The backlog at this point is in appeals, Butler said. He said he talked to someone recently who received their payment in about three weeks.
“A lot of those claims that are having issues are not us. It’s that we have a lot of people filing for unemployment that are not eligible, and they keep appealing or calling their elected official wanting them to fix it and make them be eligible,” said Butler, who is up for reelection next year and who is a former legislator. “And that’s not really how it works.”
Some lawmakers say they aren’t buying that, though.
“I don’t think that’s the case,” Davenport said Wednesday, citing unanswered constituent inquiries and thousands of unresolved claims. “If there’s no communication there, what are the people to think?
“My constituents have called me and said they cannot get any response from the Department of Labor,” she said. “You have people on the telephone crying saying they need to pay their rent, they need to pay their mortgage or they need to buy food – this is the first time they’ve had to go and stand in the line for a food pantry and get food. If they have a check coming, they said they need to get it.”
‘It’s like they don’t care’
The number of Georgians seeking unemployment benefits for the first time fell slightly last week to a little more than 26,000, down from about 27,000 the week before, according to U.S. Department of Labor data released Thursday.
The drop continues a downward trend that began in early January after post-holiday layoffs caused a 2021 high of nearly 37,000 jobless claims the week ending Jan. 9. More than 150,000 Georgians were receiving benefits at the end of January.
Before the pandemic this time last year, the Georgia Department of Labor was processing closer to 5,000 new unemployment claims each week.
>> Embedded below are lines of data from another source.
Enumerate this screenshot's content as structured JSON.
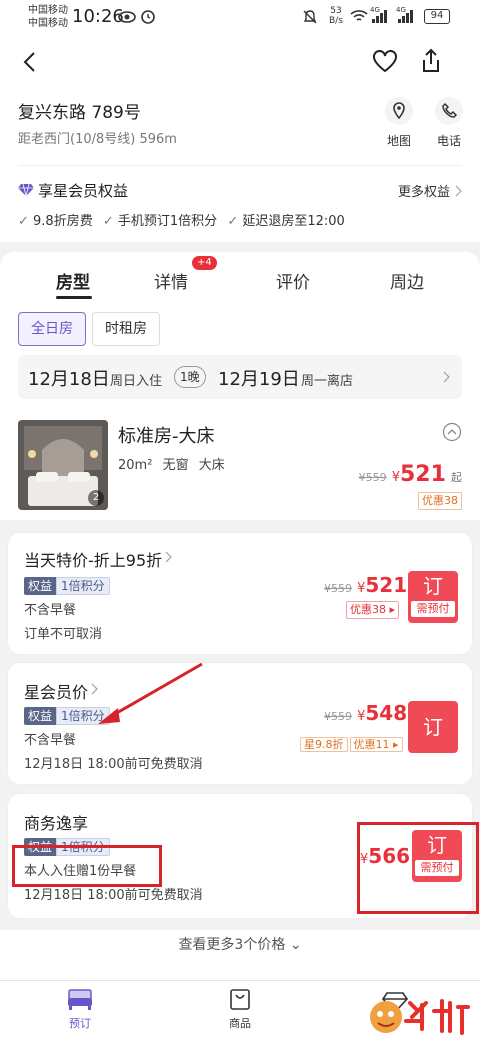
{
  "status_bar": {
    "carrier1": "中国移动",
    "carrier2": "中国移动",
    "time": "10:26",
    "net_speed_top": "53",
    "net_speed_bottom": "B/s",
    "signal1": "4G",
    "signal2": "4G",
    "battery": "94"
  },
  "hotel": {
    "address": "复兴东路 789号",
    "distance": "距老西门(10/8号线) 596m",
    "map_label": "地图",
    "phone_label": "电话"
  },
  "member": {
    "title": "享星会员权益",
    "more": "更多权益",
    "perks": [
      "9.8折房费",
      "手机预订1倍积分",
      "延迟退房至12:00"
    ]
  },
  "tabs": [
    {
      "label": "房型"
    },
    {
      "label": "详情",
      "badge": "+4"
    },
    {
      "label": "评价"
    },
    {
      "label": "周边"
    }
  ],
  "room_types": [
    "全日房",
    "时租房"
  ],
  "dates": {
    "checkin_date": "12月18日",
    "checkin_label": "周日入住",
    "nights": "1晚",
    "checkout_date": "12月19日",
    "checkout_label": "周一离店"
  },
  "room": {
    "name": "标准房-大床",
    "area": "20m²",
    "window": "无窗",
    "bed": "大床",
    "photo_count": "2",
    "orig_price": "¥559",
    "currency": "¥",
    "price": "521",
    "from": "起",
    "discount": "优惠38"
  },
  "rates": [
    {
      "name": "当天特价-折上95折",
      "badge_left": "权益",
      "badge_right": "1倍积分",
      "line1": "不含早餐",
      "line2": "订单不可取消",
      "orig": "¥559",
      "currency": "¥",
      "price": "521",
      "tag": "优惠38 ▸",
      "book": "订",
      "prepay": "需预付"
    },
    {
      "name": "星会员价",
      "badge_left": "权益",
      "badge_right": "1倍积分",
      "line1": "不含早餐",
      "line2": "12月18日 18:00前可免费取消",
      "orig": "¥559",
      "currency": "¥",
      "price": "548",
      "tag_a": "星9.8折",
      "tag_b": "优惠11 ▸",
      "book": "订"
    },
    {
      "name": "商务逸享",
      "badge_left": "权益",
      "badge_right": "1倍积分",
      "line1": "本人入住赠1份早餐",
      "line2": "12月18日 18:00前可免费取消",
      "currency": "¥",
      "price": "566",
      "book": "订",
      "prepay": "需预付"
    }
  ],
  "more_prices": "查看更多3个价格",
  "bottom_nav": [
    {
      "label": "预订",
      "icon": "bed-icon"
    },
    {
      "label": "商品",
      "icon": "bag-icon"
    },
    {
      "label": "",
      "icon": "diamond-icon"
    }
  ],
  "colors": {
    "accent_red": "#e8303b",
    "purple": "#6a55c8",
    "annotation_red": "#d8232a"
  }
}
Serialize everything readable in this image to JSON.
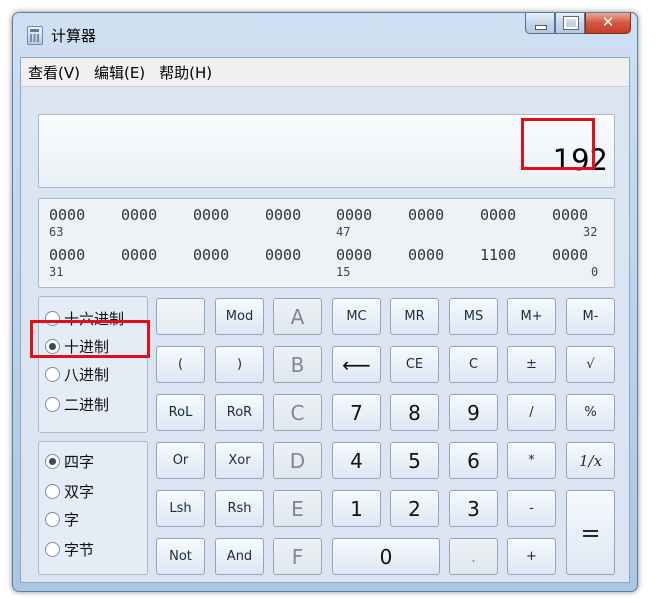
{
  "window": {
    "title": "计算器"
  },
  "menu": [
    "查看(V)",
    "编辑(E)",
    "帮助(H)"
  ],
  "display": {
    "value": "192"
  },
  "binary": {
    "row1": [
      "0000",
      "0000",
      "0000",
      "0000",
      "0000",
      "0000",
      "0000",
      "0000"
    ],
    "row1_labels": [
      "63",
      "47",
      "32"
    ],
    "row2": [
      "0000",
      "0000",
      "0000",
      "0000",
      "0000",
      "0000",
      "1100",
      "0000"
    ],
    "row2_labels": [
      "31",
      "15",
      "0"
    ]
  },
  "base_options": [
    {
      "label": "十六进制",
      "selected": false
    },
    {
      "label": "十进制",
      "selected": true
    },
    {
      "label": "八进制",
      "selected": false
    },
    {
      "label": "二进制",
      "selected": false
    }
  ],
  "word_options": [
    {
      "label": "四字",
      "selected": true
    },
    {
      "label": "双字",
      "selected": false
    },
    {
      "label": "字",
      "selected": false
    },
    {
      "label": "字节",
      "selected": false
    }
  ],
  "keys": {
    "mod": "Mod",
    "a": "A",
    "mc": "MC",
    "mr": "MR",
    "ms": "MS",
    "mplus": "M+",
    "mminus": "M-",
    "lparen": "(",
    "rparen": ")",
    "b": "B",
    "back": "⟵",
    "ce": "CE",
    "c": "C",
    "plusminus": "±",
    "sqrt": "√",
    "rol": "RoL",
    "ror": "RoR",
    "hc": "C",
    "n7": "7",
    "n8": "8",
    "n9": "9",
    "div": "/",
    "pct": "%",
    "or": "Or",
    "xor": "Xor",
    "d": "D",
    "n4": "4",
    "n5": "5",
    "n6": "6",
    "mul": "*",
    "recip": "1/x",
    "lsh": "Lsh",
    "rsh": "Rsh",
    "e": "E",
    "n1": "1",
    "n2": "2",
    "n3": "3",
    "minus": "-",
    "eq": "=",
    "not": "Not",
    "and": "And",
    "f": "F",
    "n0": "0",
    "dot": ".",
    "plus": "+"
  }
}
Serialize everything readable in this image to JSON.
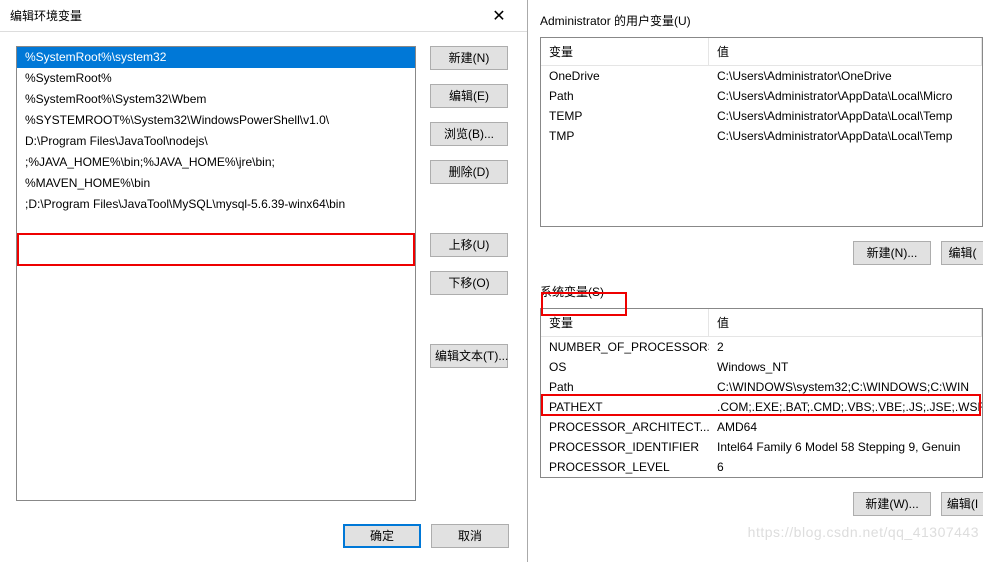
{
  "left_dialog": {
    "title": "编辑环境变量",
    "list": [
      "%SystemRoot%\\system32",
      "%SystemRoot%",
      "%SystemRoot%\\System32\\Wbem",
      "%SYSTEMROOT%\\System32\\WindowsPowerShell\\v1.0\\",
      "D:\\Program Files\\JavaTool\\nodejs\\",
      ";%JAVA_HOME%\\bin;%JAVA_HOME%\\jre\\bin;",
      "%MAVEN_HOME%\\bin",
      ";D:\\Program Files\\JavaTool\\MySQL\\mysql-5.6.39-winx64\\bin"
    ],
    "selected_index": 0,
    "buttons": {
      "new": "新建(N)",
      "edit": "编辑(E)",
      "browse": "浏览(B)...",
      "delete": "删除(D)",
      "move_up": "上移(U)",
      "move_down": "下移(O)",
      "edit_text": "编辑文本(T)..."
    },
    "ok": "确定",
    "cancel": "取消"
  },
  "right": {
    "user_vars_label": "Administrator 的用户变量(U)",
    "sys_vars_label": "系统变量(S)",
    "headers": {
      "name": "变量",
      "value": "值"
    },
    "user_vars": [
      {
        "name": "OneDrive",
        "value": "C:\\Users\\Administrator\\OneDrive"
      },
      {
        "name": "Path",
        "value": "C:\\Users\\Administrator\\AppData\\Local\\Micro"
      },
      {
        "name": "TEMP",
        "value": "C:\\Users\\Administrator\\AppData\\Local\\Temp"
      },
      {
        "name": "TMP",
        "value": "C:\\Users\\Administrator\\AppData\\Local\\Temp"
      }
    ],
    "sys_vars": [
      {
        "name": "NUMBER_OF_PROCESSORS",
        "value": "2"
      },
      {
        "name": "OS",
        "value": "Windows_NT"
      },
      {
        "name": "Path",
        "value": "C:\\WINDOWS\\system32;C:\\WINDOWS;C:\\WIN"
      },
      {
        "name": "PATHEXT",
        "value": ".COM;.EXE;.BAT;.CMD;.VBS;.VBE;.JS;.JSE;.WSF;"
      },
      {
        "name": "PROCESSOR_ARCHITECT...",
        "value": "AMD64"
      },
      {
        "name": "PROCESSOR_IDENTIFIER",
        "value": "Intel64 Family 6 Model 58 Stepping 9, Genuin"
      },
      {
        "name": "PROCESSOR_LEVEL",
        "value": "6"
      }
    ],
    "buttons": {
      "new_n": "新建(N)...",
      "edit_e": "编辑(",
      "new_w": "新建(W)...",
      "edit_i": "编辑(I"
    }
  },
  "watermark": "https://blog.csdn.net/qq_41307443"
}
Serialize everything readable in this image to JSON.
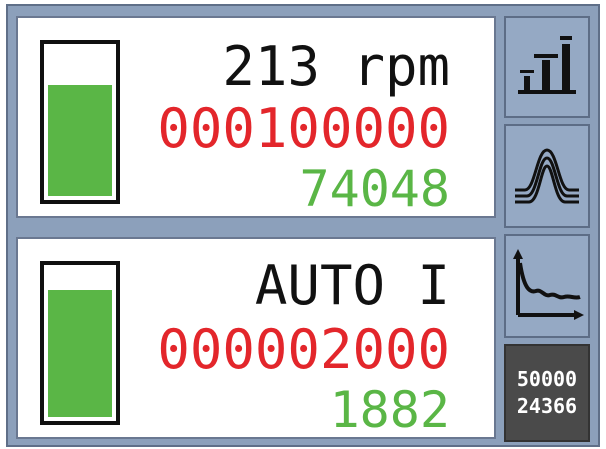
{
  "panels": [
    {
      "label": "213 rpm",
      "counter": "000100000",
      "value": "74048",
      "bar_level": 0.75,
      "colors": {
        "label": "#111111",
        "counter": "#e3262b",
        "value": "#5ab646",
        "bar": "#5ab646"
      }
    },
    {
      "label": "AUTO I",
      "counter": "000002000",
      "value": "1882",
      "bar_level": 0.86,
      "colors": {
        "label": "#111111",
        "counter": "#e3262b",
        "value": "#5ab646",
        "bar": "#5ab646"
      }
    }
  ],
  "side_buttons": [
    {
      "icon": "bar-levels-icon"
    },
    {
      "icon": "waveform-peaks-icon"
    },
    {
      "icon": "decay-graph-icon"
    },
    {
      "line1": "50000",
      "line2": "24366"
    }
  ],
  "colors": {
    "background": "#8ca0bb",
    "button": "#95a9c4",
    "status_button": "#4a4a4a"
  }
}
But the coronavirus’ arrival brought an unprecedented spike in claims. More than 624,000 people reported losing their jobs in April, shattering records and putting major stress on the state’s unemployment system.
Since then, the Georgia Department of Labor has paid over $18 billion in state and federal benefits and processed nearly 4.4 million unemployment insurance claims, more than in the nine years before the pandemic combined.
The state reported clearing its claims backlog in November, but difficulties continue for those out of work in a tough job market.
Jason Kilgore of Danville applied for unemployment benefits last February after he was let go from his job as a supervisor at the YKK AP America Inc. manufacturing facility in Dublin. He has struggled to find work with the pandemic ongoing.
He exhausted his regular unemployment and then his Georgia State Extended Benefits program ran out Dec. 5. He ran into trouble when he applied for Pandemic Emergency Unemployment Compensation. After several phone calls and emails to the Department of Labor and Butler’s office, he said he received a determination letter but is still awaiting payment.
When he calls the labor department during business hours, he gets a voicemail saying there are technical problems. When he calls after hours, he gets a voicemail telling him to try back during business hours.
“It’s just there is absolutely no communication,” he said. “It’s like they don’t care. They go home to a family that’s taken care of. I understand this has been overwhelming and the nation as a whole was unprepared, but consideration of our concerns is all anyone really asks for.”